• What you need to do: Count the lines containing "United" in the entries underneath, and state that count without anything else.
|---|
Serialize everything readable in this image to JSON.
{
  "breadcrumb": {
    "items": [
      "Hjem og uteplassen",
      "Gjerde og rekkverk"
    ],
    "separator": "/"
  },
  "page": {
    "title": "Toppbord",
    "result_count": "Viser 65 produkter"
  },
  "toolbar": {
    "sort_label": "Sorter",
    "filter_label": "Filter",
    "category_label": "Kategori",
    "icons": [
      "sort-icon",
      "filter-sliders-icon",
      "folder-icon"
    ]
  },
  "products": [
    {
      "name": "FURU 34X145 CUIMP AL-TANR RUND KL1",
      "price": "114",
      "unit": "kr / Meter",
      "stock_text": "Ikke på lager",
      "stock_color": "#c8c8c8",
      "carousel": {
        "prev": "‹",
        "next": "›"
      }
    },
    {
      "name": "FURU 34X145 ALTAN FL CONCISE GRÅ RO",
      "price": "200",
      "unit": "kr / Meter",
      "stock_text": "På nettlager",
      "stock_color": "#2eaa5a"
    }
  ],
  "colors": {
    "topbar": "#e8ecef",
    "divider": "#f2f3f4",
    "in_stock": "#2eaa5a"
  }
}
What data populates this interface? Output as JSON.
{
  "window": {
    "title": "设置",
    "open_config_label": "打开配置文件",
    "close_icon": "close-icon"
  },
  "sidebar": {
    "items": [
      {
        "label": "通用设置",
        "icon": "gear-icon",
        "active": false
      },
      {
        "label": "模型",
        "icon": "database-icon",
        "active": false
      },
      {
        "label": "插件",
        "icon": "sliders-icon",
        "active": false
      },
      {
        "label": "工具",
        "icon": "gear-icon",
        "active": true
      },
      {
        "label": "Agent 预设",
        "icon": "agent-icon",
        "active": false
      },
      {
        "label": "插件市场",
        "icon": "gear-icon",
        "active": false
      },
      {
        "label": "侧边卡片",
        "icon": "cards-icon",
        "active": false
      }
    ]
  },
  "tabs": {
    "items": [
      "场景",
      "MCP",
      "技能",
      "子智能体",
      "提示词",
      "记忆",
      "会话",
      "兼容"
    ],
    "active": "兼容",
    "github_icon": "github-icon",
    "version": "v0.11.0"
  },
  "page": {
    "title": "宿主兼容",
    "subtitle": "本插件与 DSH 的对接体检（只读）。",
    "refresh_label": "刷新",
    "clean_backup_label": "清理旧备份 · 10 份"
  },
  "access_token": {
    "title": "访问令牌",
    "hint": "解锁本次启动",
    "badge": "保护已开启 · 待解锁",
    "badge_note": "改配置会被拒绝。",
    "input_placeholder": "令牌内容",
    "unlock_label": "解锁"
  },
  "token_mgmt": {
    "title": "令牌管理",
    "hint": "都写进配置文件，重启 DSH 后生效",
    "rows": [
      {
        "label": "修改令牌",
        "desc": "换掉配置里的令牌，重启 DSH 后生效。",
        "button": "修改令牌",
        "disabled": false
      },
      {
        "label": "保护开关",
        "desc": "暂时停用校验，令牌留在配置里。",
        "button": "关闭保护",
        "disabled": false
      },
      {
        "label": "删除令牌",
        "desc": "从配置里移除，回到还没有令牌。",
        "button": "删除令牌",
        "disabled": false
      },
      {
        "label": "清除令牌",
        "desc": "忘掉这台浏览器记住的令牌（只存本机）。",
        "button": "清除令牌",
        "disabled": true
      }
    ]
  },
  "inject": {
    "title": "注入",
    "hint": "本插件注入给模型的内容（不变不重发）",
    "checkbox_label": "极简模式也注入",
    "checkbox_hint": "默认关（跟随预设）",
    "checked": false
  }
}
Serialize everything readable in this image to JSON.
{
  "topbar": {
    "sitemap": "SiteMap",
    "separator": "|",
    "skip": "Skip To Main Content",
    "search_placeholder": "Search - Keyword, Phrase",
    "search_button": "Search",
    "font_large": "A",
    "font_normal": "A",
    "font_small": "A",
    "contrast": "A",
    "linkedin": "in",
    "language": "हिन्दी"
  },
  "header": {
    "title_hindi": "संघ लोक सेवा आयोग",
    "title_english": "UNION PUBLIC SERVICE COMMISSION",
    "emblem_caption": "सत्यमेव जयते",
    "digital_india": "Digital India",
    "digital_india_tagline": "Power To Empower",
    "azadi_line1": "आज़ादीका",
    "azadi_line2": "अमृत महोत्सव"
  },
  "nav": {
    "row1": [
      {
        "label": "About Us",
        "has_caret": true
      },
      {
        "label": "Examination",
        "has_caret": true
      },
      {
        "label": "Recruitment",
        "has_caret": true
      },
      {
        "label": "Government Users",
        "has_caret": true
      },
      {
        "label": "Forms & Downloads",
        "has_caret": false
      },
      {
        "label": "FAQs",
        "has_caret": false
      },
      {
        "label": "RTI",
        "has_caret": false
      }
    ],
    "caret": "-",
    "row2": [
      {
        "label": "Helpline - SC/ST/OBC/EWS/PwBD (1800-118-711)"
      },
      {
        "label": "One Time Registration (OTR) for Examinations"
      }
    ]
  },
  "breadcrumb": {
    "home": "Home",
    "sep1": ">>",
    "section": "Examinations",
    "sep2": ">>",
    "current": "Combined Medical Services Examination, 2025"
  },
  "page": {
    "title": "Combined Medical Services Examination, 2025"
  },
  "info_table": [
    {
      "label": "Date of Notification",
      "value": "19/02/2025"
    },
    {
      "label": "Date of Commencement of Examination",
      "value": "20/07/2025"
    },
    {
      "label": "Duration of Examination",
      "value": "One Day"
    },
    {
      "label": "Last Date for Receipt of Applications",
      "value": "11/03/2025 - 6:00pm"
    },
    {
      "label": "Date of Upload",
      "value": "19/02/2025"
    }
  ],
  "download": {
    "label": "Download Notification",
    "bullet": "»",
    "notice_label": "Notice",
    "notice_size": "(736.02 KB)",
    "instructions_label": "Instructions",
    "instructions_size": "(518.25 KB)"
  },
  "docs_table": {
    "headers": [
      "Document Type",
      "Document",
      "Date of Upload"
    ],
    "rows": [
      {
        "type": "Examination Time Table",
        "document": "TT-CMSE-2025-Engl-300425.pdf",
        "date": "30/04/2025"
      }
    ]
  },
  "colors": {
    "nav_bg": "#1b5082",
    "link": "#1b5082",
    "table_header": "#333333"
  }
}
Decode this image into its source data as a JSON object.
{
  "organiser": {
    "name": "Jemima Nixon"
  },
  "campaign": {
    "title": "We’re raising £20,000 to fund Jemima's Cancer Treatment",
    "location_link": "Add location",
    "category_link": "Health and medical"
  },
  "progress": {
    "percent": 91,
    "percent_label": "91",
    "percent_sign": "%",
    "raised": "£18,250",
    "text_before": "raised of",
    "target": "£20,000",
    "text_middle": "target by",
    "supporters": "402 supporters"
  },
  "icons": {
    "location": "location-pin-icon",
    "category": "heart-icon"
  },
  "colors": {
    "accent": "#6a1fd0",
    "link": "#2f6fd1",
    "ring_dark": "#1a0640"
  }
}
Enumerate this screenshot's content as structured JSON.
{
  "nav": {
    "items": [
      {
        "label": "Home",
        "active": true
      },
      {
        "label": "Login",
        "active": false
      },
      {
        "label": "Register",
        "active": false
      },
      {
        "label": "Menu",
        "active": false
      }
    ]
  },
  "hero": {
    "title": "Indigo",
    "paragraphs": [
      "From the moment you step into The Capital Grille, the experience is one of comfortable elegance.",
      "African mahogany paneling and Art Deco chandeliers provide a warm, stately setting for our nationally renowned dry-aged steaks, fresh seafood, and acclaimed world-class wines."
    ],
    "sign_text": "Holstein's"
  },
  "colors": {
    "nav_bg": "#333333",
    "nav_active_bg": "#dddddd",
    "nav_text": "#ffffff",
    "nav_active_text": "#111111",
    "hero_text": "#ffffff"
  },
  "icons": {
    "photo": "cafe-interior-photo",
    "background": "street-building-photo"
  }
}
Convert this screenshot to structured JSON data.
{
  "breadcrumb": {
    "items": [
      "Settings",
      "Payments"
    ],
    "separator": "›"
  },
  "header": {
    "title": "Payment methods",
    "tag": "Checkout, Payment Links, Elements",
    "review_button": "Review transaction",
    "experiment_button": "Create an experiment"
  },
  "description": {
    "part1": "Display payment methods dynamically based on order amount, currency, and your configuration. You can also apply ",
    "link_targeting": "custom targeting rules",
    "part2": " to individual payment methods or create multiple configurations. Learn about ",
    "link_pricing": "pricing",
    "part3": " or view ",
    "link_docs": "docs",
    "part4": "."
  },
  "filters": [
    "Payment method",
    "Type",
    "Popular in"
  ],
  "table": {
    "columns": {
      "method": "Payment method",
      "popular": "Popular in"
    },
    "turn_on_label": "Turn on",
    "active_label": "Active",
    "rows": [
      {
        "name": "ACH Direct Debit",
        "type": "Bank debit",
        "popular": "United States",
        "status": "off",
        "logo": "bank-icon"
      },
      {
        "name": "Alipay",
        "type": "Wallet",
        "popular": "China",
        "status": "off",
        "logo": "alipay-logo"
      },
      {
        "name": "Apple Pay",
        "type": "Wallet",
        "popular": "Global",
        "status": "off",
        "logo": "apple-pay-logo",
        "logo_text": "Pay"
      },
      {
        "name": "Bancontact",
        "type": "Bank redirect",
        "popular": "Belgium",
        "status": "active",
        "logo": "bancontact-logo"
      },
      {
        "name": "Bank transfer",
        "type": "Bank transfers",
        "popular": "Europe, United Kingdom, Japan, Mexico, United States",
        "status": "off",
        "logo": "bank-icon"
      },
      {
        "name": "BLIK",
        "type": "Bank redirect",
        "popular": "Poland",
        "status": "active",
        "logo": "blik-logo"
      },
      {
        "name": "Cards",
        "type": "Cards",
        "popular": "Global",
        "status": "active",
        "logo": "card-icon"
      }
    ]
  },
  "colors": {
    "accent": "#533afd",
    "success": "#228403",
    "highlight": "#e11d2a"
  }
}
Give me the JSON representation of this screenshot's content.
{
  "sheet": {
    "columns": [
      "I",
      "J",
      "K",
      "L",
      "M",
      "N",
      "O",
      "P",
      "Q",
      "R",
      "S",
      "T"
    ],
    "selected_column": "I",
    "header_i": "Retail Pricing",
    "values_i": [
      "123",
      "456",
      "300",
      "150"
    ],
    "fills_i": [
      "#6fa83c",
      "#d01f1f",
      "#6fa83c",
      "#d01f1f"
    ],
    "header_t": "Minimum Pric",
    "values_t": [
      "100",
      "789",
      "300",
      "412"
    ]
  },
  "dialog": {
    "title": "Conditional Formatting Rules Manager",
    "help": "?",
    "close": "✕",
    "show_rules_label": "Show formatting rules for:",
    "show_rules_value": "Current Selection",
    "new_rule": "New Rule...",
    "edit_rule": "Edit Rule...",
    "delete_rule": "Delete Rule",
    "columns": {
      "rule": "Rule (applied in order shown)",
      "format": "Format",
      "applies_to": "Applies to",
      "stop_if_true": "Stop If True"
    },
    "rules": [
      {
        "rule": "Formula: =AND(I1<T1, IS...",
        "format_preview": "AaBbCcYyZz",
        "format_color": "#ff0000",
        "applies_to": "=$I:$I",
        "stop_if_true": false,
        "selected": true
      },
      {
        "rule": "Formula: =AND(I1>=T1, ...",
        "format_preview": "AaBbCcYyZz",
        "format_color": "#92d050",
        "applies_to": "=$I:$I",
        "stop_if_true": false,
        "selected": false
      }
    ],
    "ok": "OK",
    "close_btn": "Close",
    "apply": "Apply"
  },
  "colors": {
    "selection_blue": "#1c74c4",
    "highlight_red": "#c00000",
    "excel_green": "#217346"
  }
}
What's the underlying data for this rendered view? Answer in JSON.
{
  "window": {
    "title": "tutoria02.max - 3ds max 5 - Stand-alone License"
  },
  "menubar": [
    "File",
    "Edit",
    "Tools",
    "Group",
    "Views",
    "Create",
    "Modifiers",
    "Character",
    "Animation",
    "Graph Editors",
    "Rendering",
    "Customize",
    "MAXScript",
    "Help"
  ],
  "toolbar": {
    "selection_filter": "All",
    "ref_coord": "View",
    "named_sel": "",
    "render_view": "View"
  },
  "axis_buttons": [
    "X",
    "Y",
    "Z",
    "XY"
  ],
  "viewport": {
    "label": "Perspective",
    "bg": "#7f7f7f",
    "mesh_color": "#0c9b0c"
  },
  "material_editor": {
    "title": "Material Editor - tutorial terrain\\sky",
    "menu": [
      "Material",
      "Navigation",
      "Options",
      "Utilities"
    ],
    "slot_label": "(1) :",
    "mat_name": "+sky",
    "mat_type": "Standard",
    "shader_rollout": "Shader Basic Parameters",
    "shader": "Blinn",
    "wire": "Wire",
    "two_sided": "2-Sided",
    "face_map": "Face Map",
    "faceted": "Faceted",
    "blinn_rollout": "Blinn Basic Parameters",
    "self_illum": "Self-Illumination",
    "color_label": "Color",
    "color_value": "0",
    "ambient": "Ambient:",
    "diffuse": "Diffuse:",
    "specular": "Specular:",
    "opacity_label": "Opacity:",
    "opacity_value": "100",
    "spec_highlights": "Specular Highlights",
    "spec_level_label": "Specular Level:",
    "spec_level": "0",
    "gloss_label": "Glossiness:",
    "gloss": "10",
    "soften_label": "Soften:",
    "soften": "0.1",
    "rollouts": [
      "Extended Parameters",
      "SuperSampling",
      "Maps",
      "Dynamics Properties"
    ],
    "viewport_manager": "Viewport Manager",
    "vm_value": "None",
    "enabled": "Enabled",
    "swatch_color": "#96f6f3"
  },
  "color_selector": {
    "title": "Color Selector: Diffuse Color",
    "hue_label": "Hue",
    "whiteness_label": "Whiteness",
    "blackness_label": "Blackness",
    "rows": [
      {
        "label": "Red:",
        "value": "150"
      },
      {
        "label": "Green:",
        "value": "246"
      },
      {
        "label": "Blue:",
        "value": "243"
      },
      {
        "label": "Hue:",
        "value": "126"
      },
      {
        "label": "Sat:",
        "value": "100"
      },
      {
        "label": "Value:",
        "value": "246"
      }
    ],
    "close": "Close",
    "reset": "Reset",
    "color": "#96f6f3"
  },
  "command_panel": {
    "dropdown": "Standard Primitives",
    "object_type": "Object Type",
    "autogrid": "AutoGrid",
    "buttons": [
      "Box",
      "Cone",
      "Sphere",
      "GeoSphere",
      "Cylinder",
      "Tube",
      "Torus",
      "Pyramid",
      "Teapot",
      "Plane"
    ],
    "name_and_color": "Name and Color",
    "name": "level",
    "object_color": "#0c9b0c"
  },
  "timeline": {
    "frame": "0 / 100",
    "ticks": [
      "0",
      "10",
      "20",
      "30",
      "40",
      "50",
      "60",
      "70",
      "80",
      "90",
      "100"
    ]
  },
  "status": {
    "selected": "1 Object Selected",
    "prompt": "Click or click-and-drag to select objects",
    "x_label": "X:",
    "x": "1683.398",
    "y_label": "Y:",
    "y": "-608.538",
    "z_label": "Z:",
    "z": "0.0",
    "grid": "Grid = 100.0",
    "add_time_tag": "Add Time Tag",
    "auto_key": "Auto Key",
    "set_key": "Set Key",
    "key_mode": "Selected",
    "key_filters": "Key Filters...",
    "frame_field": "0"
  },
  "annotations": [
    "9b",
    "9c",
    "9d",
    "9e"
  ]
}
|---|
• Written response: 2